Plans to refurbish Chesterfield Town Hall so the building can generate at least £240,000 of income each year to invest in protecting frontline services are to be considered by councillors.
Chesterfield Borough Council’s cabinet has recommended to full council a proposal to invest capital money – which can only be used for building projects – to generate much needed revenue funds, which can be used to fund crucial frontline services for the public.
If the plans are approved by councillors when they meet on 14 December they would see:
- The council’s housing staff based at Venture House in Dunston and CCTV and parking staff based in New Square move in to the Town Hall, enabling those buildings to be let or sold to generate income to invest in council services
- Walls being knocked down on upper floors of the building to create bigger offices that can house more staff within the same space. All historic parts of the Town Hall, protected by its grade two listed status, would remain unaltered, with all work having the approval of Historic England.
- A floor of the Town Hall currently occupied by council staff being freed up so it can be let out to other public sector organisations.
- Part of the ground floor being used by Derbyshire Register Office from late 2017, subject to final negotiations being completed, to generate additional income.
- Better quality meeting rooms and event spaces with wifi and the latest audio visual equipment so they can be hired out for conferences, parties, weddings and meetings to raise more money
- More staff enabled to work on site around Chesterfield by providing mobile tablet or laptop devices so information can be input on to systems while on site rather than having to return to the Town Hall. This will enable the council to reduce the amount of desks and space needed by staff in the Town Hall, as well as reduce the amount of paperwork needed.
- Work carried out to safely remove asbestos from the building in areas where the refurbishment will take place. The asbestos is currently safely encased so poses no risk to the public or staff but refurbishment work would disturb it so the materials will be safely removed by specialist contractors before any building work takes place.
The income from the project would be on top of that already generated by having four voluntary sector organisations based in the basement of the Town Hall building.
Councillor Ken Huckle, Chesterfield Borough Council’s cabinet member for business transformation, said: “Since 2010 the council has had its central Government funding cut by more than 40 per cent and the scale of the budget reductions will increase even further between now and 2020.
“Unless the council can find new ways of generating income these cuts will inevitably impact heavily on the frontline services we provide. So residents would rightly expect us to look at all options to generate income and make better use of the buildings we have rather than make cuts to services or make people redundant.
“The Town Hall was not designed to meet the needs of modern working practices and so we also need to take this opportunity to replace the old wiring and IT infrastructure and put in place facilities that will enable us to reduce the running costs of the building so that more of the money we do have is going on running services rather than running buildings.”
If the plans for the £2.74 million project are approved by councillors work will start in January. The project would take around 12 months to complete.

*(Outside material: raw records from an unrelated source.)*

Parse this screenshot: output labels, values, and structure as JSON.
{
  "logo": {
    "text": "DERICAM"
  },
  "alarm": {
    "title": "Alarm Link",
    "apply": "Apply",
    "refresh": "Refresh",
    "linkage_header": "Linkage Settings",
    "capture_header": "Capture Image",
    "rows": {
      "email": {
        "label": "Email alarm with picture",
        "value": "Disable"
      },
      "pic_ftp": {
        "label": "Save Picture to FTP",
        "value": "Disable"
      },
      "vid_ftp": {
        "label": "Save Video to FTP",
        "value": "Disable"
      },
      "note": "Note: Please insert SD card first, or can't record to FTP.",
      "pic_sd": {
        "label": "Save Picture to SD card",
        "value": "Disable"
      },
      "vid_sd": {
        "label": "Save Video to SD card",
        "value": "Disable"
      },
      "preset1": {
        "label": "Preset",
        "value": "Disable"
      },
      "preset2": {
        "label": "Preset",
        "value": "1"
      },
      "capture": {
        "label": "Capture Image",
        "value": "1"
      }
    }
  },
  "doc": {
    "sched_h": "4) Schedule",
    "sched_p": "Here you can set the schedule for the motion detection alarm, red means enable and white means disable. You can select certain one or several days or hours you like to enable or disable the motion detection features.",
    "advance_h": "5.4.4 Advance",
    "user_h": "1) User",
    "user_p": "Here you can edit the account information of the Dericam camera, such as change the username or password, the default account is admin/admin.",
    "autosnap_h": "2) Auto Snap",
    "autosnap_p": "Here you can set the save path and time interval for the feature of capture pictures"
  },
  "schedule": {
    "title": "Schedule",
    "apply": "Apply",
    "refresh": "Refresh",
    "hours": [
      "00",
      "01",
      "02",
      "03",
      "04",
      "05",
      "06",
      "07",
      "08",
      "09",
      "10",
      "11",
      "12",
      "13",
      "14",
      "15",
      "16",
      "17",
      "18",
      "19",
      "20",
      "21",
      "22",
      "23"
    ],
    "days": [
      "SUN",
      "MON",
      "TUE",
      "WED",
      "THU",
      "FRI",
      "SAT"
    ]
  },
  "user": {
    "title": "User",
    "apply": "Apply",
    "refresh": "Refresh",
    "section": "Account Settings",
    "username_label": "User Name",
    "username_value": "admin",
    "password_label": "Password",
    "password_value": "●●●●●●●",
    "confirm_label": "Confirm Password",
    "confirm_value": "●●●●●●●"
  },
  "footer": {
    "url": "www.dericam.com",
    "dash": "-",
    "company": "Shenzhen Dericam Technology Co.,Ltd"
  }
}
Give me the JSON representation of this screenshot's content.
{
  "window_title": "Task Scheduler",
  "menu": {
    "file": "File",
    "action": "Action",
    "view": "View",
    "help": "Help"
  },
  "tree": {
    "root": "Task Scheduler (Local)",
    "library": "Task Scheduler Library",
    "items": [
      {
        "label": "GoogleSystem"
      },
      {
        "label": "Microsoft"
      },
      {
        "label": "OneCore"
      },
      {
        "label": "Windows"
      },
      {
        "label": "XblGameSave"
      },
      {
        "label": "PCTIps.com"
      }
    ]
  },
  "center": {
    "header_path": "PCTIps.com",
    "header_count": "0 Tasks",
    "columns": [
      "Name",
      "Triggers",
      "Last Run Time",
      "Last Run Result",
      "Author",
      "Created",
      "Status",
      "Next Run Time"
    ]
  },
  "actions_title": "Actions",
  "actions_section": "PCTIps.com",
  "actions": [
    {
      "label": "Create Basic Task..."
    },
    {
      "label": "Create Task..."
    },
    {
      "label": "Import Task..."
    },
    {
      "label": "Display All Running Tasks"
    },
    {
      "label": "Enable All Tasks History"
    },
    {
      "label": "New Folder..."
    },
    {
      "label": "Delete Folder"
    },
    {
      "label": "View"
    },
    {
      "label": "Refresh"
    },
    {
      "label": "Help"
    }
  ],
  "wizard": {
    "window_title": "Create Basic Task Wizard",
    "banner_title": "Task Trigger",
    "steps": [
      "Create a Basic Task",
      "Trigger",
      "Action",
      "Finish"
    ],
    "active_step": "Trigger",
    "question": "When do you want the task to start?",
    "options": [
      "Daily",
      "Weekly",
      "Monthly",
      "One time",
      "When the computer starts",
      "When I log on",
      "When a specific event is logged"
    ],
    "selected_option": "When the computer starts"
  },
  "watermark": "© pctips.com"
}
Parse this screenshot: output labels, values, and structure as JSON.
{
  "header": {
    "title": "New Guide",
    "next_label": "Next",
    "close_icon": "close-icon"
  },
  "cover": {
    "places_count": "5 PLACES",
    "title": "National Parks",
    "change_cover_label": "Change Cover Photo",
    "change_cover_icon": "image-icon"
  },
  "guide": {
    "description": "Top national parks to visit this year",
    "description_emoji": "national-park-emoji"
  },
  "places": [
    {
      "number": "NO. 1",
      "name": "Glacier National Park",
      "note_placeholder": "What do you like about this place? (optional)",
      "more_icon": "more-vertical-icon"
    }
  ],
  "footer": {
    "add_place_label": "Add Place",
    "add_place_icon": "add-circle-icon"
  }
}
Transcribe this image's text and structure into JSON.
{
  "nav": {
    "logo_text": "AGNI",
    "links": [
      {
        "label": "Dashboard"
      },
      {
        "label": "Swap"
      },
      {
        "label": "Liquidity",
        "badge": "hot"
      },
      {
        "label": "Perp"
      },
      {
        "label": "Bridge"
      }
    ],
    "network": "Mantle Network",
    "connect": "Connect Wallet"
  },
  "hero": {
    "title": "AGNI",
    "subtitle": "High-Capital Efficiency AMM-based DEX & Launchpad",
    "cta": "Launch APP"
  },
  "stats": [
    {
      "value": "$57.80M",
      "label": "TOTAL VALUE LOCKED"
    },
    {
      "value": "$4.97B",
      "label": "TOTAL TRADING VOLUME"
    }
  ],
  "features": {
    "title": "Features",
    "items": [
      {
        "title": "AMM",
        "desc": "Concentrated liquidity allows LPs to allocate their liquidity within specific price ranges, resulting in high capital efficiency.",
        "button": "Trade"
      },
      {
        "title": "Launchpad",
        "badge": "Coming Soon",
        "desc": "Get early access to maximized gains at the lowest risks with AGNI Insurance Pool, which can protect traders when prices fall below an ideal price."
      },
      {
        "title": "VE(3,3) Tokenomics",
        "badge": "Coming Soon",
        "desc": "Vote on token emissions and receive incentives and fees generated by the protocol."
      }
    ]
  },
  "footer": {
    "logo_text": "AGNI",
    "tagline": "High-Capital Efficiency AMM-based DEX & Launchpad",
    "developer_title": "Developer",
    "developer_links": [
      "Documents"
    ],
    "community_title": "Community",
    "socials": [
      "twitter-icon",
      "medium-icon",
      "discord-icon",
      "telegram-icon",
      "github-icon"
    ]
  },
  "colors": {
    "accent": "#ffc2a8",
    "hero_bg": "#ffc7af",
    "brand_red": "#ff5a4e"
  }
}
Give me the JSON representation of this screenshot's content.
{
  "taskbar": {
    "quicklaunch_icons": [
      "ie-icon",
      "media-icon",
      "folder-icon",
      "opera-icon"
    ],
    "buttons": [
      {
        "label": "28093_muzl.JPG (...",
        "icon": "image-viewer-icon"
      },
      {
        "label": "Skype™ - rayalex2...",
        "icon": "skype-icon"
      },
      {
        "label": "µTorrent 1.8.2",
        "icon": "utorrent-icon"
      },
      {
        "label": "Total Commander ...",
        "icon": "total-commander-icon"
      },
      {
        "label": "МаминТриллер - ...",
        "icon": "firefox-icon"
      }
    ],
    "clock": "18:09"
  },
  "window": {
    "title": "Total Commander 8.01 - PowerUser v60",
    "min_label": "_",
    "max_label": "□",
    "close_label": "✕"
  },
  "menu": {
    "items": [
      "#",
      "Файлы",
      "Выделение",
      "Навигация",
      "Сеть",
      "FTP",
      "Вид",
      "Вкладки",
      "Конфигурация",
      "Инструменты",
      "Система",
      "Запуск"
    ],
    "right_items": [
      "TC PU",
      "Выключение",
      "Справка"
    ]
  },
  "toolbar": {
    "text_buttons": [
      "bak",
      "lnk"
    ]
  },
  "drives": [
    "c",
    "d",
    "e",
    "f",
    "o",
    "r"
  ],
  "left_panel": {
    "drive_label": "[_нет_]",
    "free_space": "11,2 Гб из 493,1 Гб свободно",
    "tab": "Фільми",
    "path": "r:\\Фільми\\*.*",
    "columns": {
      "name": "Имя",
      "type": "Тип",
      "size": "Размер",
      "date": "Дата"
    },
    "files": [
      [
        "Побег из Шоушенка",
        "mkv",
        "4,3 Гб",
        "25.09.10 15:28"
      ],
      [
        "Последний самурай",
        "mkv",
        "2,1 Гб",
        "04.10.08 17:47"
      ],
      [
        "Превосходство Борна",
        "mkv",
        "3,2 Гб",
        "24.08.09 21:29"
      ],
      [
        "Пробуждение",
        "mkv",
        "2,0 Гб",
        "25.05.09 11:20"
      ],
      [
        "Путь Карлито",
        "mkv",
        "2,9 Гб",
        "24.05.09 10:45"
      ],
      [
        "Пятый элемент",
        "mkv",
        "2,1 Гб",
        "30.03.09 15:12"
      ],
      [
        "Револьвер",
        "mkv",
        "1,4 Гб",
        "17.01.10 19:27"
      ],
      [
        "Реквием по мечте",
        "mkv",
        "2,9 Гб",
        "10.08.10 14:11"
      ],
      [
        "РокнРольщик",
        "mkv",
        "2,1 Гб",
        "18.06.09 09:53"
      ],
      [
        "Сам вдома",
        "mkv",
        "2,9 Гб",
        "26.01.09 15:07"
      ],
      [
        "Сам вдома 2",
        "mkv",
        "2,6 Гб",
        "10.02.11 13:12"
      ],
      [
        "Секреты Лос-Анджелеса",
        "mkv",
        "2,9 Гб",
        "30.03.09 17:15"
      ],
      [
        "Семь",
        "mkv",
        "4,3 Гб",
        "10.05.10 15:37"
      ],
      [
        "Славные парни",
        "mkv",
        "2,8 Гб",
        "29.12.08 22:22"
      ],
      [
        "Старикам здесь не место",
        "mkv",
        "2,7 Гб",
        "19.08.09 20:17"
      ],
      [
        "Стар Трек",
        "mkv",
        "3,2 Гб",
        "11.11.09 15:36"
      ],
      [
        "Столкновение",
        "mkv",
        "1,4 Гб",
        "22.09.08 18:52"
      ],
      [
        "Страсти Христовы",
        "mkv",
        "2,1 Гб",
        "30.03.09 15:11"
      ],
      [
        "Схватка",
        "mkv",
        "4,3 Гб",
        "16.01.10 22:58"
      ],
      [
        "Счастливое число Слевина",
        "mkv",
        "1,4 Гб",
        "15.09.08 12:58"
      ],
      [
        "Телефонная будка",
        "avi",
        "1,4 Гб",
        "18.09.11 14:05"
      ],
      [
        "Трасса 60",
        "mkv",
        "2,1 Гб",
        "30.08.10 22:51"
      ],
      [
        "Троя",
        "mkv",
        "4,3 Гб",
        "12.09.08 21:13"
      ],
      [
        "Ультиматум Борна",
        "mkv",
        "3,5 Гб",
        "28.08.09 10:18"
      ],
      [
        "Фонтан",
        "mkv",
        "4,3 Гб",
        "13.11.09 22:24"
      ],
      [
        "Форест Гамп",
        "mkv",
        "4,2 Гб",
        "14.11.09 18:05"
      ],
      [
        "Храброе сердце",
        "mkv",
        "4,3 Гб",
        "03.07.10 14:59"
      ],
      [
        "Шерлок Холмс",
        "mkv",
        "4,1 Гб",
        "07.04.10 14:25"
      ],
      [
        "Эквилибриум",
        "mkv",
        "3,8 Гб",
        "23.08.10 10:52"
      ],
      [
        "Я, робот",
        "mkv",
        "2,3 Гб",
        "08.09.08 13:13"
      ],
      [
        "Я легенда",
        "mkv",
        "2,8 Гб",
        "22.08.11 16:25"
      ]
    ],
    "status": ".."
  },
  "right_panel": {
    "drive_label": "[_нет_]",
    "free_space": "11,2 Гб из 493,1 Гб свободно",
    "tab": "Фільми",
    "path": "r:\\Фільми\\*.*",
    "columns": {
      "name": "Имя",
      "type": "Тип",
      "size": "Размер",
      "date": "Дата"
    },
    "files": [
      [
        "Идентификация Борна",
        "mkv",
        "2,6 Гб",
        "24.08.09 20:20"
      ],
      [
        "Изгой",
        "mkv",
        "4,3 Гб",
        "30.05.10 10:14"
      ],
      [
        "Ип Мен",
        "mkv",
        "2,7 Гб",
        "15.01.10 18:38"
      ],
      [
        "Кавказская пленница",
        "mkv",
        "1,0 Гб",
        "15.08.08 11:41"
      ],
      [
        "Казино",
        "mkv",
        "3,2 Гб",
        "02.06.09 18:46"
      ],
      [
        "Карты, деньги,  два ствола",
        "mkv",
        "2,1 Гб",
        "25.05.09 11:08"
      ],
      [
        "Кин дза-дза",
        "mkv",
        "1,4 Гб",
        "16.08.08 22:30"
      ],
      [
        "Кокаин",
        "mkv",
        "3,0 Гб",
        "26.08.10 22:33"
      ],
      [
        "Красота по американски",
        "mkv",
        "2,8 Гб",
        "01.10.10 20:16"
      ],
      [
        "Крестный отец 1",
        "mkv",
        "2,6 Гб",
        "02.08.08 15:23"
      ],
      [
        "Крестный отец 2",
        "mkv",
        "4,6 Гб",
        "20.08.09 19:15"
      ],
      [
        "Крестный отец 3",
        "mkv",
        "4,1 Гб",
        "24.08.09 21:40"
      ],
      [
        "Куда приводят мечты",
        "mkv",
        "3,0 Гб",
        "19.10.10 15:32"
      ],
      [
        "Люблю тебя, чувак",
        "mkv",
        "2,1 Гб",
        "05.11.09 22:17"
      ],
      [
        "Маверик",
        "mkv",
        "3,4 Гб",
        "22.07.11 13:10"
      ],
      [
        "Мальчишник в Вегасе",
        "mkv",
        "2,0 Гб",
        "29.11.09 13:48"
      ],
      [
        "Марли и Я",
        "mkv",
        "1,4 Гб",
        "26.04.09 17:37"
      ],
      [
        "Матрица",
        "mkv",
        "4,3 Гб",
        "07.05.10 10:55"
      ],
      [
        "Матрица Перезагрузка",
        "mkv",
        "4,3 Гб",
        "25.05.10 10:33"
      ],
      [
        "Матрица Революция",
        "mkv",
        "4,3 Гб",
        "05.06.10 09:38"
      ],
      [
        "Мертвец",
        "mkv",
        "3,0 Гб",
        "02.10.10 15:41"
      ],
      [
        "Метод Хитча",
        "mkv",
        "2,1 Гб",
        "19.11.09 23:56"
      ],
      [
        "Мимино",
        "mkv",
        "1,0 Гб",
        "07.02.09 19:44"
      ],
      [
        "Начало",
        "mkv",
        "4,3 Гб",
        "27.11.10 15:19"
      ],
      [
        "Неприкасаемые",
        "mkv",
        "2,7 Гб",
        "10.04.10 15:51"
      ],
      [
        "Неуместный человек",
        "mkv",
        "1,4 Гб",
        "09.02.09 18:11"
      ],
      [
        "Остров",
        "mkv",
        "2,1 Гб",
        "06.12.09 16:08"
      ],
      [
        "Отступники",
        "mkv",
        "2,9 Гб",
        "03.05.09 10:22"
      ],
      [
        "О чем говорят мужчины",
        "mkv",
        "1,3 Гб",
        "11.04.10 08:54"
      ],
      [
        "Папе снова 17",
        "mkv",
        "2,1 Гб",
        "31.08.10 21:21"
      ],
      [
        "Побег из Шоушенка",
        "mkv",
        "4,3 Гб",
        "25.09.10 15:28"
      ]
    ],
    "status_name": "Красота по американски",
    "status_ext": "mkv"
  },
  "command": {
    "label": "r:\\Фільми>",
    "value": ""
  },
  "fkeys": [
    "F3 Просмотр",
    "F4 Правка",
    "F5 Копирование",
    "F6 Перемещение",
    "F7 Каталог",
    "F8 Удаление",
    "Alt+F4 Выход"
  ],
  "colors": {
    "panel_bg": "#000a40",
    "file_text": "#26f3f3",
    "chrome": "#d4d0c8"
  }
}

The building work would be carried out by the council’s own in-house Operational Service Division team, ensuring the project supports local jobs and the Chesterfield economy.
The council did consider other options including moving staff to a newer building with lower running costs but these have all been ruled out, subject to the approval of councillors.
Councillor John Burrows, leader of Chesterfield Borough Council, said: “In common with all buildings of its age the Town Hall was constructed using asbestos containing materials.
“While all asbestos is encased so poses no current risk to the public or staff the asbestos containing materials would be disturbed by building work so will need safely removing by specialist contractors before the main work is carried out.
“Knowing that there is asbestos in the building which needs properly and safely managing we did consider other options to this refurbishment plan, such as moving staff to a new building, but we have ruled them out as they are not practical alternatives. This plan will reduce the running costs of the Town Hall building while generating much needed additional income that can be used on providing council services to the public.”